• Task goal
In your answer, give each entry again exactly as it appears.

• Page and application data records
= Beginning of Section =

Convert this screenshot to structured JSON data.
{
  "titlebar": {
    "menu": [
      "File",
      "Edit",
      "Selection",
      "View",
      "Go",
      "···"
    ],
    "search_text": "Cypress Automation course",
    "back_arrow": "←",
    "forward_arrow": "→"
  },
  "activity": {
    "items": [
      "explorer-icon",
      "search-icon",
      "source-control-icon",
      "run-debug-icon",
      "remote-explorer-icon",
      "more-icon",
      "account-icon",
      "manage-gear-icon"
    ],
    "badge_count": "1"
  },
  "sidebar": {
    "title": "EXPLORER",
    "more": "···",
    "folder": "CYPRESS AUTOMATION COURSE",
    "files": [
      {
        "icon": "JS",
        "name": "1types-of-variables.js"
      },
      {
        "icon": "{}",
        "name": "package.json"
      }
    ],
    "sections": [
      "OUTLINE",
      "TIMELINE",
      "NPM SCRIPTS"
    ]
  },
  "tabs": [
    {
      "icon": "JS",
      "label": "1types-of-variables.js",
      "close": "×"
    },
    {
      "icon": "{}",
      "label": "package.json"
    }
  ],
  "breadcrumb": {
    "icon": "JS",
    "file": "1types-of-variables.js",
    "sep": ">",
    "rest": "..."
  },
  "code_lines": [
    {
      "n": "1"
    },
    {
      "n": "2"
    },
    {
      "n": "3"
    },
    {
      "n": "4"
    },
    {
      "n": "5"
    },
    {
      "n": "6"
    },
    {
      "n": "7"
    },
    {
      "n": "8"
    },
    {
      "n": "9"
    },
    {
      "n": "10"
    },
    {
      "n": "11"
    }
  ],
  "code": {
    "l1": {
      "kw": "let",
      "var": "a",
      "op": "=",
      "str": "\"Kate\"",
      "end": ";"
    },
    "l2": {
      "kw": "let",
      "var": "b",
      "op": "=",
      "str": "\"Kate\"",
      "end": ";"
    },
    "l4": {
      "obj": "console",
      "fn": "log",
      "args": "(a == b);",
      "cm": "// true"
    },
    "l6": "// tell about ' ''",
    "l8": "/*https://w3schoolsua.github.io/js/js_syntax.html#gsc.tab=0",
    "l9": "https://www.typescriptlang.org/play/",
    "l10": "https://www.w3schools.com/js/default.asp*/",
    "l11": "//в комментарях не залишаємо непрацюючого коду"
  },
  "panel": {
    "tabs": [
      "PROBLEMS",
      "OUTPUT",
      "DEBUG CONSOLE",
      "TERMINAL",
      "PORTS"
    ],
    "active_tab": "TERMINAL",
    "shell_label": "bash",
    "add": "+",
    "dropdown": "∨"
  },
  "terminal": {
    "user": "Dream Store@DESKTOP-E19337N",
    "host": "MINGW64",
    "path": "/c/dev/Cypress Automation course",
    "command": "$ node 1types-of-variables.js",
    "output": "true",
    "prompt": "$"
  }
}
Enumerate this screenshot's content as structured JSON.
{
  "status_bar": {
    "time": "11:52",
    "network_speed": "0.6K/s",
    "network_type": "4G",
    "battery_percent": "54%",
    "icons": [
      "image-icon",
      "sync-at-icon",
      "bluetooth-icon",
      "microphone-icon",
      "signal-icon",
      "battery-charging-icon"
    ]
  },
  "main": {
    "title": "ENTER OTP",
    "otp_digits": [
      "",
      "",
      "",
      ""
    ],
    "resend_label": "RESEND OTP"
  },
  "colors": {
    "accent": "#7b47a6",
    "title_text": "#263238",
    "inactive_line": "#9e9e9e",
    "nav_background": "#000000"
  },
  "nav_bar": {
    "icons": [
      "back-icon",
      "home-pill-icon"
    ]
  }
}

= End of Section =

• Solved exercise
Convert this screenshot to structured JSON data.
{
  "titlebar": {
    "menu": [
      "File",
      "Edit",
      "Selection",
      "View",
      "Go",
      "···"
    ],
    "search_text": "Cypress Automation course",
    "back_arrow": "←",
    "forward_arrow": "→"
  },
  "activity": {
    "items": [
      "explorer-icon",
      "search-icon",
      "source-control-icon",
      "run-debug-icon",
      "remote-explorer-icon",
      "more-icon",
      "account-icon",
      "manage-gear-icon"
    ],
    "badge_count": "1"
  },
  "sidebar": {
    "title": "EXPLORER",
    "more": "···",
    "folder": "CYPRESS AUTOMATION COURSE",
    "files": [
      {
        "icon": "JS",
        "name": "1types-of-variables.js"
      },
      {
        "icon": "{}",
        "name": "package.json"
      }
    ],
    "sections": [
      "OUTLINE",
      "TIMELINE",
      "NPM SCRIPTS"
    ]
  },
  "tabs": [
    {
      "icon": "JS",
      "label": "1types-of-variables.js",
      "close": "×"
    },
    {
      "icon": "{}",
      "label": "package.json"
    }
  ],
  "breadcrumb": {
    "icon": "JS",
    "file": "1types-of-variables.js",
    "sep": ">",
    "rest": "..."
  },
  "code_lines": [
    {
      "n": "1"
    },
    {
      "n": "2"
    },
    {
      "n": "3"
    },
    {
      "n": "4"
    },
    {
      "n": "5"
    },
    {
      "n": "6"
    },
    {
      "n": "7"
    },
    {
      "n": "8"
    },
    {
      "n": "9"
    },
    {
      "n": "10"
    },
    {
      "n": "11"
    }
  ],
  "code": {
    "l1": {
      "kw": "let",
      "var": "a",
      "op": "=",
      "str": "\"Kate\"",
      "end": ";"
    },
    "l2": {
      "kw": "let",
      "var": "b",
      "op": "=",
      "str": "\"Kate\"",
      "end": ";"
    },
    "l4": {
      "obj": "console",
      "fn": "log",
      "args": "(a == b);",
      "cm": "// true"
    },
    "l6": "// tell about ' ''",
    "l8": "/*https://w3schoolsua.github.io/js/js_syntax.html#gsc.tab=0",
    "l9": "https://www.typescriptlang.org/play/",
    "l10": "https://www.w3schools.com/js/default.asp*/",
    "l11": "//в комментарях не залишаємо непрацюючого коду"
  },
  "panel": {
    "tabs": [
      "PROBLEMS",
      "OUTPUT",
      "DEBUG CONSOLE",
      "TERMINAL",
      "PORTS"
    ],
    "active_tab": "TERMINAL",
    "shell_label": "bash",
    "add": "+",
    "dropdown": "∨"
  },
  "terminal": {
    "user": "Dream Store@DESKTOP-E19337N",
    "host": "MINGW64",
    "path": "/c/dev/Cypress Automation course",
    "command": "$ node 1types-of-variables.js",
    "output": "true",
    "prompt": "$"
  }
}
Enumerate this screenshot's content as structured JSON.
{
  "status_bar": {
    "time": "11:52",
    "network_speed": "0.6K/s",
    "network_type": "4G",
    "battery_percent": "54%",
    "icons": [
      "image-icon",
      "sync-at-icon",
      "bluetooth-icon",
      "microphone-icon",
      "signal-icon",
      "battery-charging-icon"
    ]
  },
  "main": {
    "title": "ENTER OTP",
    "otp_digits": [
      "",
      "",
      "",
      ""
    ],
    "resend_label": "RESEND OTP"
  },
  "colors": {
    "accent": "#7b47a6",
    "title_text": "#263238",
    "inactive_line": "#9e9e9e",
    "nav_background": "#000000"
  },
  "nav_bar": {
    "icons": [
      "back-icon",
      "home-pill-icon"
    ]
  }
}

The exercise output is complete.